Could the elimination of affirmative action policies in American law schools result in more black lawyers being admitted to the bar--perhaps as many as 8.8 percent more? That's the counterintuitive conclusion of a new study by UCLA law professor Richard H. Sander.
The central argument is one that critics of affirmative action have long made: Students admitted to a school under looser standards are, almost by definition, less likely to be prepared to succeed once admitted, undermining whatever benefit the preference was meant to confer. Sander set out to test that notion using data on 27,000 students from the Law School Admission Council. He found that more than half of black students were in the bottom tenth of their classes by the end of their first years. Black students entering law school were 135 percent more likely than their white counterparts not to complete a degree, and among those who did graduate, failure rates on the bar exam after repeated attempts were six times higher.
Sander projects that, while the elimination of preferences would reduce the number of black students matriculating at--and, to a lesser extent, graduating from--law schools, it would increase the total number passing the bar and going on to practice law.

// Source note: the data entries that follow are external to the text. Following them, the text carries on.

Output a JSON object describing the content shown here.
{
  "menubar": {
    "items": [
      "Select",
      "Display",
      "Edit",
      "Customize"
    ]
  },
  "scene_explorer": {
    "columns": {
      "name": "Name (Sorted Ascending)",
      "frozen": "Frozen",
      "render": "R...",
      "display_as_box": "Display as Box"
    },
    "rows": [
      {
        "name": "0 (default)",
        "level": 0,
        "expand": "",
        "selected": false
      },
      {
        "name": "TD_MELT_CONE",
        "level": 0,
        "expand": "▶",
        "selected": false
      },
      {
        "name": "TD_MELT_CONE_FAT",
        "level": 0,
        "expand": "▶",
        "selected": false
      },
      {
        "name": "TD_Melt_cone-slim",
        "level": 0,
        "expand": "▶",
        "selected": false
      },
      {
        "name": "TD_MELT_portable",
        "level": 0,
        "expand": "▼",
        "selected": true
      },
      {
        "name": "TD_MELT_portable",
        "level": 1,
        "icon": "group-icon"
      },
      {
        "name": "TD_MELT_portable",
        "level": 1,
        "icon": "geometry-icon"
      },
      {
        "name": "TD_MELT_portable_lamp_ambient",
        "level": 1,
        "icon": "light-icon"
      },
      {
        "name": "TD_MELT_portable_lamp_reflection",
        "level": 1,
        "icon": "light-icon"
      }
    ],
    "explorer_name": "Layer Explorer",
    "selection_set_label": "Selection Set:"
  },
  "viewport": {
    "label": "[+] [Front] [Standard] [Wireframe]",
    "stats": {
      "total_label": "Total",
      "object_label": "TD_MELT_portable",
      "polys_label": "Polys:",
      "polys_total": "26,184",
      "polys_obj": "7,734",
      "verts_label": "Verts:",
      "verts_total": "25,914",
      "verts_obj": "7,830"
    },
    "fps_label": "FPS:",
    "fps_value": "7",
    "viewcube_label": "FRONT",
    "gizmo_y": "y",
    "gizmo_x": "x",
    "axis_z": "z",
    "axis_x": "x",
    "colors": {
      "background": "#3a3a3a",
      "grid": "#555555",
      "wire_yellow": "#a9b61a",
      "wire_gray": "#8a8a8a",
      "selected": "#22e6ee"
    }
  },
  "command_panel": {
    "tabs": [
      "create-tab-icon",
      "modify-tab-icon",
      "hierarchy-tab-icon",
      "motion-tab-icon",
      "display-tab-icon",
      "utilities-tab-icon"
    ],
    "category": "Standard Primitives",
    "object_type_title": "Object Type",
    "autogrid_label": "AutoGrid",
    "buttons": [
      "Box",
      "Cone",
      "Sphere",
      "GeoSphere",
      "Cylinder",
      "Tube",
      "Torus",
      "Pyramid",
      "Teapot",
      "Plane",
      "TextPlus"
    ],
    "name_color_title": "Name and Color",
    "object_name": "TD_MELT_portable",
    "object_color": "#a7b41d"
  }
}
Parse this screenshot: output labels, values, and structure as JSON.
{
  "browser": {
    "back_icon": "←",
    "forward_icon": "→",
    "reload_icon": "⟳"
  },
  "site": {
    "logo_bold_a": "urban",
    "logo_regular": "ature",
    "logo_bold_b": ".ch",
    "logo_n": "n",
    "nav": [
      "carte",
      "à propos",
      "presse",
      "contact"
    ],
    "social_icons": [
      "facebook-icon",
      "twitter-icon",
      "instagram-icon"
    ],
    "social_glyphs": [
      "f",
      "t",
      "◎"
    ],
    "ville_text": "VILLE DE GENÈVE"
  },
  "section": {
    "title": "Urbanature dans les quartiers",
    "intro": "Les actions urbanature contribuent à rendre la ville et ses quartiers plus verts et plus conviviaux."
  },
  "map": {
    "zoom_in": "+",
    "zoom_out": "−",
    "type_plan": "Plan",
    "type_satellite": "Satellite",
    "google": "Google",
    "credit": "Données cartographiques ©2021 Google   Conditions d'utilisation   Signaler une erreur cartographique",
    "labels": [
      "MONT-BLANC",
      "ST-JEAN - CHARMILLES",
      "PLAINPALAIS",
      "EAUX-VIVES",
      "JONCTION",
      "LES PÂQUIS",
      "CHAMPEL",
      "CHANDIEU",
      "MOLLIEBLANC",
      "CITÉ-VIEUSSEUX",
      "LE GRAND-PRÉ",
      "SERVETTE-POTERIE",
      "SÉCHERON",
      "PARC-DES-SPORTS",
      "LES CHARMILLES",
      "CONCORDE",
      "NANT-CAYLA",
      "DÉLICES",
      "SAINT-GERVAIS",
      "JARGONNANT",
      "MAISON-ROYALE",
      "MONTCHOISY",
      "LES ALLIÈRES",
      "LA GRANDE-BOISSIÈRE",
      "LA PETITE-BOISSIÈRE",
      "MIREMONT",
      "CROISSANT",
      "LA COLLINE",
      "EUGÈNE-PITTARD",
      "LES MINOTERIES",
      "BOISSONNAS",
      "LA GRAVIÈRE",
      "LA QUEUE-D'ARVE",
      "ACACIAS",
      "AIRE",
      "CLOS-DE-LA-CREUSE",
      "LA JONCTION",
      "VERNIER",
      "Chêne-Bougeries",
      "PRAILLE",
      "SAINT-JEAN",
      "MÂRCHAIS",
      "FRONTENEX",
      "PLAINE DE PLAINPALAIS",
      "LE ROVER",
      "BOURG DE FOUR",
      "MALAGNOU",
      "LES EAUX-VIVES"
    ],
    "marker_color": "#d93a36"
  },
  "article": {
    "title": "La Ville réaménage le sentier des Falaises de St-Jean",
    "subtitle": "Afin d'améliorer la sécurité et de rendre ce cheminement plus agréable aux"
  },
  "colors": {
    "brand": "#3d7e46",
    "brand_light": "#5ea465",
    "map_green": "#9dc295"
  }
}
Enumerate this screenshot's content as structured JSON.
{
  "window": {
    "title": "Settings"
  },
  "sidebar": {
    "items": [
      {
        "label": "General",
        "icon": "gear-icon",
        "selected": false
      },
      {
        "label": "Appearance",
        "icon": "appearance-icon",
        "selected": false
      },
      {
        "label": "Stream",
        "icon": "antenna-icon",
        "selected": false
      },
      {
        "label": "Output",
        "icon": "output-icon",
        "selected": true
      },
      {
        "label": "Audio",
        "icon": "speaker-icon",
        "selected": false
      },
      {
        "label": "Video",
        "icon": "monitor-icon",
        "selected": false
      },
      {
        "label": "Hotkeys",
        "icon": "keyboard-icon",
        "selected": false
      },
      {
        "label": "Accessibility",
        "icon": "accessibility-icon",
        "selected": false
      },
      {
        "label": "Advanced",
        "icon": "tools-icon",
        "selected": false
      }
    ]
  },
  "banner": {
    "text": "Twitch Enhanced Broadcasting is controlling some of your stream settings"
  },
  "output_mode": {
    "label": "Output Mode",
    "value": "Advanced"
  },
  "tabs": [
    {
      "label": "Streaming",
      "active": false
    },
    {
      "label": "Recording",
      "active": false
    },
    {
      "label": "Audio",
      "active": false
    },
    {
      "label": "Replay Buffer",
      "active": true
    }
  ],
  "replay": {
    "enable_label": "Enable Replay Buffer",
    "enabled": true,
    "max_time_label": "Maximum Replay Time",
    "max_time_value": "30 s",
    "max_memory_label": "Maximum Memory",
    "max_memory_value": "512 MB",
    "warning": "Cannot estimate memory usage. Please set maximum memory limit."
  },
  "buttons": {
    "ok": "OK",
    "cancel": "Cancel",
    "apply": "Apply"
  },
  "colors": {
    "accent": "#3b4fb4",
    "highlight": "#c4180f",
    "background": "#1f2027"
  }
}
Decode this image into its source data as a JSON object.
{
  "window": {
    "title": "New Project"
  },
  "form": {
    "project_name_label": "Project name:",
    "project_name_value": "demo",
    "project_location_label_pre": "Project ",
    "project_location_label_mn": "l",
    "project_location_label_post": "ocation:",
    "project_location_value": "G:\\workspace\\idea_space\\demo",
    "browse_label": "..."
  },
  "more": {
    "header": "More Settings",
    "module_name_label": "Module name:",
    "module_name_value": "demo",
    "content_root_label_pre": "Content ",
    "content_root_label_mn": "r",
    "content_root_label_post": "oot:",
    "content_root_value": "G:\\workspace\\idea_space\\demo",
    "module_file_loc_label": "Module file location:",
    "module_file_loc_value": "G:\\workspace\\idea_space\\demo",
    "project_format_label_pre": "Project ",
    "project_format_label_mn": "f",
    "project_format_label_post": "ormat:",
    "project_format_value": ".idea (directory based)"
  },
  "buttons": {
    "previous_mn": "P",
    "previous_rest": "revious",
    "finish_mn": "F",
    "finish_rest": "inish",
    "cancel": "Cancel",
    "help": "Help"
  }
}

He suggests that most of the net loss in the larger pool would occur at the bottom end, because students denied spots at the most elite schools in the absence of preferences would fill spots in second-tier schools, pushing some students there into their next-choice schools, and so on. That shift to less-elite schools might, paradoxically, improve bar passage rates: Sander argues that students typically learn less (and do far less well) in classes that prove too difficult than they would otherwise be capable of.